:: Task directions ::
The word "highlighted" marks the lines to report; pull each of them from the listing.
:: Input for this task
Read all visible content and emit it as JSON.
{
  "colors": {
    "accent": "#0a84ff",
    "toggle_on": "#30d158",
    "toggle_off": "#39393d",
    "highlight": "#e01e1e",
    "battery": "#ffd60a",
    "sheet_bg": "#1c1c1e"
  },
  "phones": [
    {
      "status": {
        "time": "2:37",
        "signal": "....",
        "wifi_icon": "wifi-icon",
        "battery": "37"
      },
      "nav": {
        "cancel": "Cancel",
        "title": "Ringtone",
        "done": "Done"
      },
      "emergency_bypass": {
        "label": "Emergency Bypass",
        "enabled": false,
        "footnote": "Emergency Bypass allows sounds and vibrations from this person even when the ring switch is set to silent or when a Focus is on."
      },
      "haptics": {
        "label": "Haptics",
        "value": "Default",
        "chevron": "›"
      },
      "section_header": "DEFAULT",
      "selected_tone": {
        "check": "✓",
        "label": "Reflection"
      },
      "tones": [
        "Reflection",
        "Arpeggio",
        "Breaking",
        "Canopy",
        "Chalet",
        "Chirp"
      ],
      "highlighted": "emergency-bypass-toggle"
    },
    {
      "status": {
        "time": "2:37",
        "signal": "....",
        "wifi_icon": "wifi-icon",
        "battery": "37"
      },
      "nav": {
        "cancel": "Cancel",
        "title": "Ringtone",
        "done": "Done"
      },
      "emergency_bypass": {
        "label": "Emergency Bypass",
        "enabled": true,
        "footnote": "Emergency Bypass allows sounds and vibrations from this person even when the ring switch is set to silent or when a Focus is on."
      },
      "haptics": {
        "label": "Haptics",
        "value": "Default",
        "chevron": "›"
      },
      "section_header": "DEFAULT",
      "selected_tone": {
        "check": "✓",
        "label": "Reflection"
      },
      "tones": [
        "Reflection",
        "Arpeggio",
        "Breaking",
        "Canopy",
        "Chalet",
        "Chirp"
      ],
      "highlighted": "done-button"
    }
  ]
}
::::
:: Result below ::
      "highlighted": "emergency-bypass-toggle"
      "highlighted": "done-button"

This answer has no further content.